In this instance, I’m not referring to the many fine people I’ve met, the pleasing architecture and the awesome array of pubs, but to the physical geography of the place. When it comes to cycling, there are few places that offer such a variety of riding routes straight from your door, or so many possibilities for people of differing abilities and ambitions to enjoy the outdoors.

Good access to the ridge of the encircling Downs means that within a very short distance (though often up a steep climb) you can feel quite apart from the play of daily life. You can, if you want, quickly find solitude in this landscape and there is a calmness in its form that always helps me to relax. The recent switch in the weather from storm-lashed to frankly high-summer levels of warmth and light just serves to emphasize this. I can happily sit and watch shadows sweep across the landscape until I’m so absorbed I can’t even think of anything to think of – a sort of head-emptying that I’ve had a knack for long before not being mindful enough became another thing to get stressed about.

Over the last couple of weeks I have been trying to find ways for the family to get exercise, especially now one member seems actually to be hardwired into a Playstation. They’re not regular or overly keen cyclists and they don’t like riding in traffic. In lots of places this would be a problem, but not in Lewes. There will always be a few steep bits or maybe short sections on the road but it is generally possible to knit together a decent traffic-free ride, especially if food is used as a bribe.

There are so many ways out of town and each option quickly offers a differing perspective on the place and, dare I say it, on life generally.
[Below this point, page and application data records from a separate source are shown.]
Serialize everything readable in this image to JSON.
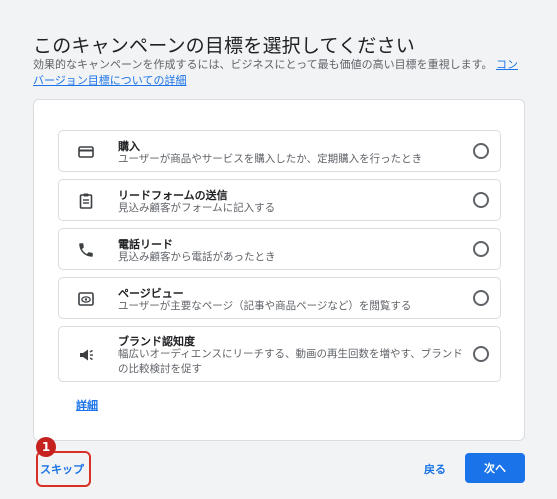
{
  "header": {
    "title": "このキャンペーンの目標を選択してください",
    "description": "効果的なキャンペーンを作成するには、ビジネスにとって最も価値の高い目標を重視します。",
    "link_text": "コンバージョン目標についての詳細"
  },
  "goals": [
    {
      "icon": "credit-card-icon",
      "title": "購入",
      "subtitle": "ユーザーが商品やサービスを購入したか、定期購入を行ったとき"
    },
    {
      "icon": "clipboard-icon",
      "title": "リードフォームの送信",
      "subtitle": "見込み顧客がフォームに記入する"
    },
    {
      "icon": "phone-icon",
      "title": "電話リード",
      "subtitle": "見込み顧客から電話があったとき"
    },
    {
      "icon": "eye-page-icon",
      "title": "ページビュー",
      "subtitle": "ユーザーが主要なページ（記事や商品ページなど）を閲覧する"
    },
    {
      "icon": "megaphone-icon",
      "title": "ブランド認知度",
      "subtitle": "幅広いオーディエンスにリーチする、動画の再生回数を増やす、ブランドの比較検討を促す"
    }
  ],
  "detail_link": "詳細",
  "annotation": {
    "badge": "1"
  },
  "footer": {
    "skip_label": "スキップ",
    "back_label": "戻る",
    "next_label": "次へ"
  },
  "colors": {
    "accent": "#1a73e8",
    "highlight": "#d93025"
  }
}
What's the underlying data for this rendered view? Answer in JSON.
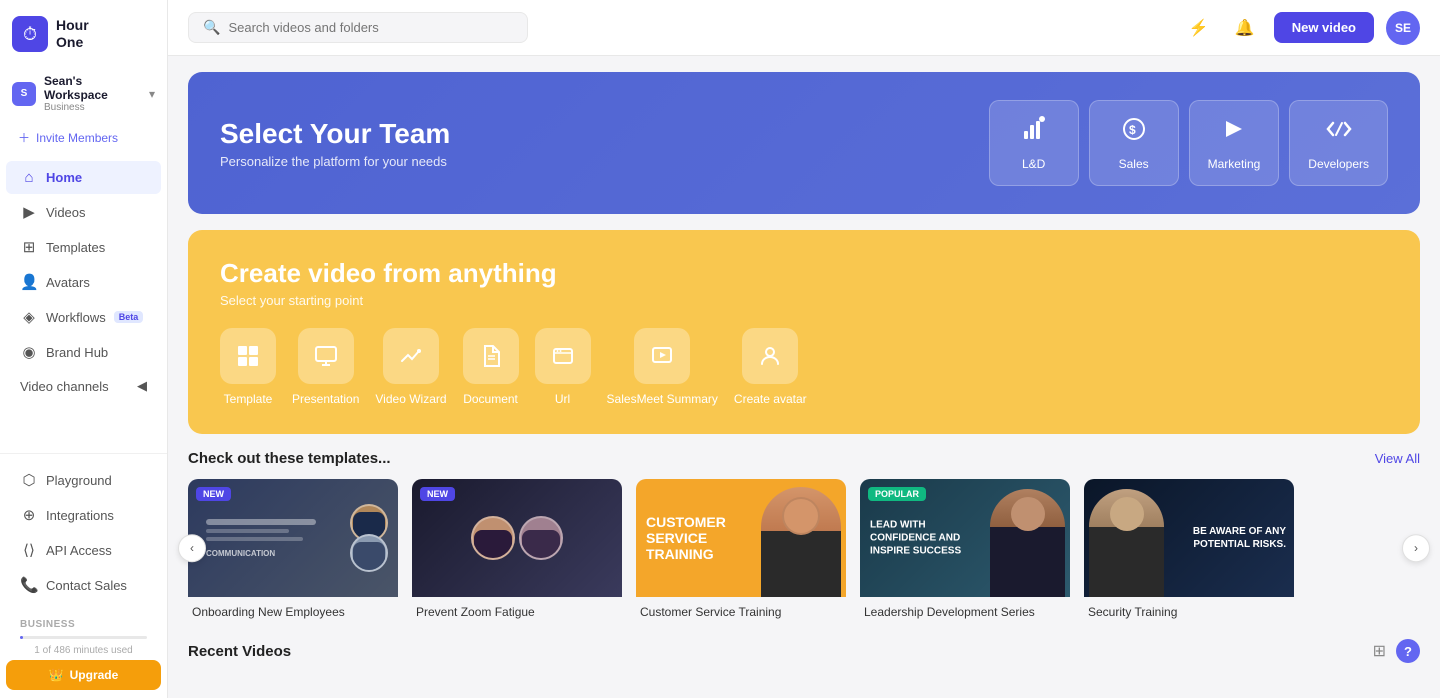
{
  "app": {
    "logo_text": "Hour One",
    "logo_icon": "⏱"
  },
  "sidebar": {
    "workspace": {
      "initial": "S",
      "name": "Sean's Workspace",
      "type": "Business"
    },
    "invite_label": "Invite Members",
    "nav_items": [
      {
        "id": "home",
        "label": "Home",
        "icon": "⌂",
        "active": true
      },
      {
        "id": "videos",
        "label": "Videos",
        "icon": "▶"
      },
      {
        "id": "templates",
        "label": "Templates",
        "icon": "⊞"
      },
      {
        "id": "avatars",
        "label": "Avatars",
        "icon": "👤"
      },
      {
        "id": "workflows",
        "label": "Workflows",
        "icon": "◈",
        "badge": "Beta"
      },
      {
        "id": "brand-hub",
        "label": "Brand Hub",
        "icon": "◉"
      },
      {
        "id": "video-channels",
        "label": "Video channels",
        "icon": ""
      }
    ],
    "bottom_items": [
      {
        "id": "playground",
        "label": "Playground",
        "icon": "🎮"
      },
      {
        "id": "integrations",
        "label": "Integrations",
        "icon": "🔗"
      },
      {
        "id": "api-access",
        "label": "API Access",
        "icon": "⟨⟩"
      },
      {
        "id": "contact-sales",
        "label": "Contact Sales",
        "icon": "📞"
      }
    ],
    "section_label": "BUSINESS",
    "upgrade_label": "Upgrade",
    "minutes_text": "1 of 486 minutes used"
  },
  "topbar": {
    "search_placeholder": "Search videos and folders",
    "new_video_label": "New video",
    "user_initial": "SE"
  },
  "team_banner": {
    "title": "Select Your Team",
    "subtitle": "Personalize the platform for your needs",
    "cards": [
      {
        "id": "ld",
        "label": "L&D",
        "icon": "📊"
      },
      {
        "id": "sales",
        "label": "Sales",
        "icon": "💰"
      },
      {
        "id": "marketing",
        "label": "Marketing",
        "icon": "📢"
      },
      {
        "id": "developers",
        "label": "Developers",
        "icon": "⟨/⟩"
      }
    ]
  },
  "create_banner": {
    "title": "Create video from anything",
    "subtitle": "Select your starting point",
    "tools": [
      {
        "id": "template",
        "label": "Template",
        "icon": "⊞"
      },
      {
        "id": "presentation",
        "label": "Presentation",
        "icon": "📑"
      },
      {
        "id": "video-wizard",
        "label": "Video Wizard",
        "icon": "✏"
      },
      {
        "id": "document",
        "label": "Document",
        "icon": "📄"
      },
      {
        "id": "url",
        "label": "Url",
        "icon": "🔗"
      },
      {
        "id": "salesmeet",
        "label": "SalesMeet Summary",
        "icon": "🎬"
      },
      {
        "id": "create-avatar",
        "label": "Create avatar",
        "icon": "👤"
      }
    ]
  },
  "templates_section": {
    "title": "Check out these templates...",
    "view_all": "View All",
    "items": [
      {
        "id": "onboarding",
        "label": "Onboarding New Employees",
        "badge": "New",
        "badge_type": "new",
        "bg": "onboarding"
      },
      {
        "id": "zoom",
        "label": "Prevent Zoom Fatigue",
        "badge": "New",
        "badge_type": "new",
        "bg": "zoom"
      },
      {
        "id": "customer",
        "label": "Customer Service Training",
        "badge": null,
        "bg": "customer"
      },
      {
        "id": "leadership",
        "label": "Leadership Development Series",
        "badge": "Popular",
        "badge_type": "popular",
        "bg": "leadership"
      },
      {
        "id": "security",
        "label": "Security Training",
        "badge": null,
        "bg": "security"
      }
    ]
  },
  "recent_section": {
    "title": "Recent Videos"
  },
  "customer_thumb_text": "CUSTOMER SERVICE TRAINING",
  "leadership_thumb_text": "LEAD WITH CONFIDENCE AND INSPIRE SUCCESS",
  "security_thumb_text": "BE AWARE OF ANY POTENTIAL RISKS."
}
These are just a few of the legal ones:

Along the Ouse

Following the marvelous Egrets Way out of Lewes you can make your way down river to Rodmell and Southease with the possibility of either joining the South Downs Way if you’re feeling ambitious, looping back into Lewes or retracing your route back along the river. Take a look at www.egretsway.org.uk

Along the A27
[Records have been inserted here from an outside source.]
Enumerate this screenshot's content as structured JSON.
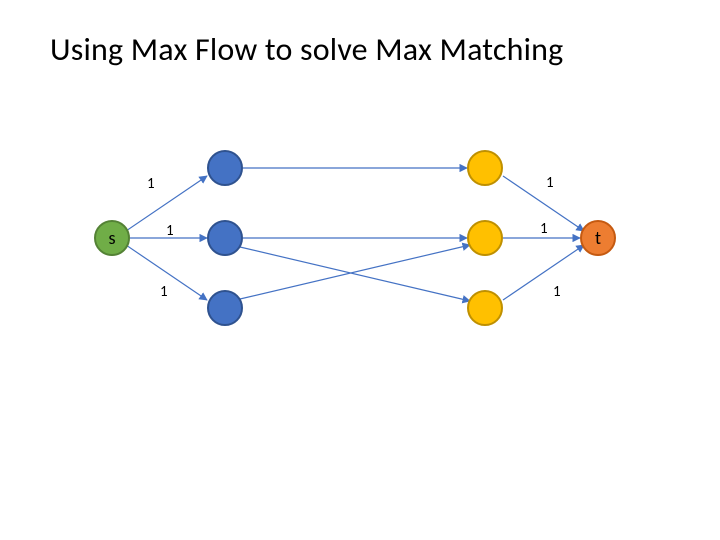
{
  "title": "Using Max Flow to solve Max Matching",
  "nodes": {
    "s": {
      "label": "s"
    },
    "t": {
      "label": "t"
    }
  },
  "edge_labels": {
    "s_l1": "1",
    "s_l2": "1",
    "s_l3": "1",
    "r1_t": "1",
    "r2_t": "1",
    "r3_t": "1"
  },
  "chart_data": {
    "type": "diagram",
    "title": "Using Max Flow to solve Max Matching",
    "nodes": [
      {
        "id": "s",
        "kind": "source",
        "label": "s"
      },
      {
        "id": "L1",
        "kind": "left",
        "label": ""
      },
      {
        "id": "L2",
        "kind": "left",
        "label": ""
      },
      {
        "id": "L3",
        "kind": "left",
        "label": ""
      },
      {
        "id": "R1",
        "kind": "right",
        "label": ""
      },
      {
        "id": "R2",
        "kind": "right",
        "label": ""
      },
      {
        "id": "R3",
        "kind": "right",
        "label": ""
      },
      {
        "id": "t",
        "kind": "sink",
        "label": "t"
      }
    ],
    "edges": [
      {
        "from": "s",
        "to": "L1",
        "capacity": 1
      },
      {
        "from": "s",
        "to": "L2",
        "capacity": 1
      },
      {
        "from": "s",
        "to": "L3",
        "capacity": 1
      },
      {
        "from": "L1",
        "to": "R1"
      },
      {
        "from": "L2",
        "to": "R2"
      },
      {
        "from": "L2",
        "to": "R3"
      },
      {
        "from": "L3",
        "to": "R2"
      },
      {
        "from": "R1",
        "to": "t",
        "capacity": 1
      },
      {
        "from": "R2",
        "to": "t",
        "capacity": 1
      },
      {
        "from": "R3",
        "to": "t",
        "capacity": 1
      }
    ]
  }
}
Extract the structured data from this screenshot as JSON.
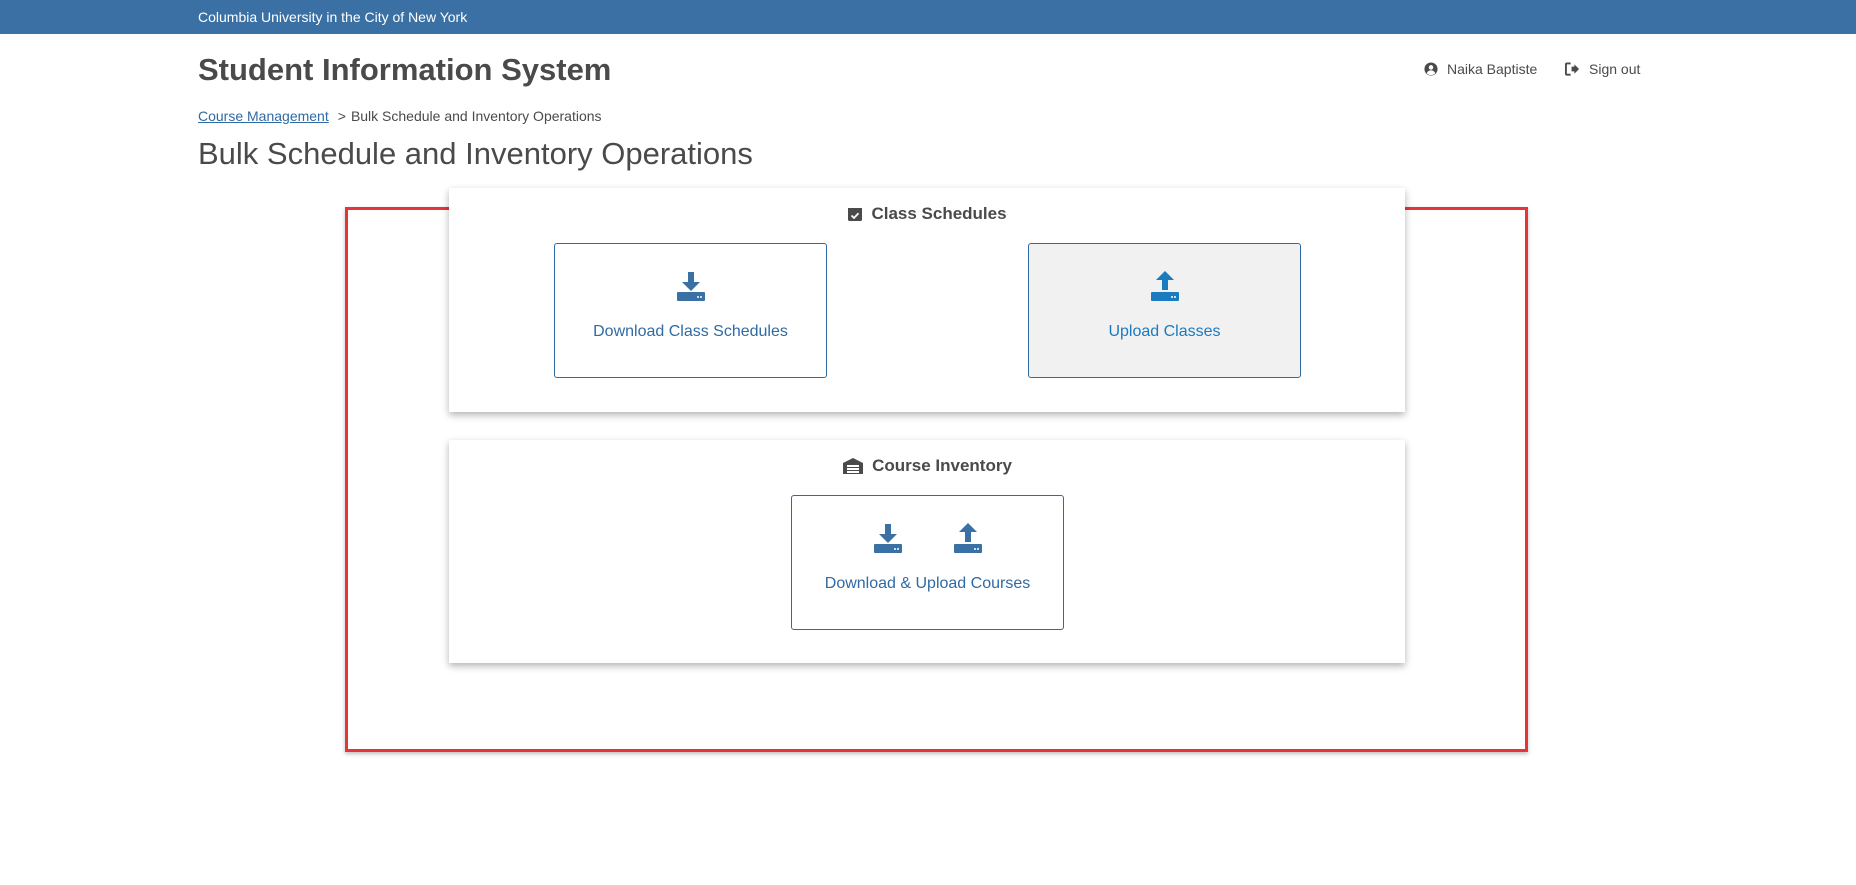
{
  "topbar": {
    "university": "Columbia University in the City of New York"
  },
  "header": {
    "site_title": "Student Information System",
    "user_name": "Naika Baptiste",
    "sign_out": "Sign out"
  },
  "breadcrumb": {
    "parent": "Course Management",
    "separator": ">",
    "current": "Bulk Schedule and Inventory Operations"
  },
  "page_title": "Bulk Schedule and Inventory Operations",
  "sections": {
    "class_schedules": {
      "title": "Class Schedules",
      "icon": "calendar-check-icon",
      "download_label": "Download Class Schedules",
      "upload_label": "Upload Classes"
    },
    "course_inventory": {
      "title": "Course Inventory",
      "icon": "warehouse-icon",
      "combined_label": "Download & Upload Courses"
    }
  },
  "colors": {
    "topbar": "#3a70a3",
    "link": "#2f6aa3",
    "upload_icon": "#1a7bc0",
    "highlight": "#e5353a",
    "text": "#4a4a4a"
  }
}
The cycle lane in one direction gives access to the hills behind Beddingham and Firle (and on towards Eastbourne) or in the other towards Kingston ridge and many tracks that lead up towards Stanmer woods and Balmer.

Up to Blackcap

Head from near the prison, up the track past the side of the Nevill to the old race course or for the hardcore the steep bridleway climb from Offham. Blackcap is great destination in itself, but is also the gateway for any number of adventures along the South Downs Way towards Ditchling Beacon, or for the fit and adventurous up and down the many bostals either side of the ridge of the downs.

Over to Kingston

Up Juggs Road, just behind the Swan Inn and you’re away from traffic all the way to Kingston. From there you can ride (if fit enough) or push up the steep tracks out of Kingston and over into the sheltered valleys behind and tracks that lead to Balsdean Bottom and further on to Telscombe.

To Swanborough

The western leg of the Egrets Way takes you from the Railway Land towards the rugby club to eventually bring you out near Swanborough. A very short section on the road takes you to the bridleway near Swanborough Manor, which leads (albeit very steeply) onto the South Downs Way.

To Ringmer

The cycle lane leads all the way from Lewes to Ringmer which offers routes for peaceful and not too hilly pottering.

Buy a map. A map gives you a much better context for your adventures than trying to look at a small screen. It allows you to see and plot new routes easily.  Ordnance Survey OL11 covers Brighton and Hove and OL25 does Eastbourne and Beachy Head.

Give it a go. Get out, get up, get tired out, empty your head, go home, have a pint, maybe, sleep soundly.

Remember

Maintain safe distances, ride within your physical and technical capabilities and always be respectful to other trail users (even if they are sometimes self-absorbed headphone wearers oblivious to your presence whilst you patiently ride behind them increasing the volume of your attempts to signal that you are there and then beginning to wonder whether “they” were right and you might be quite passive-aggressive after all).

If you want to see more ideas for local rides log on to Strava and join Cycleshack Riders https://www.strava.com/clubs/cycleshack-riders-512062

 

Enjoy!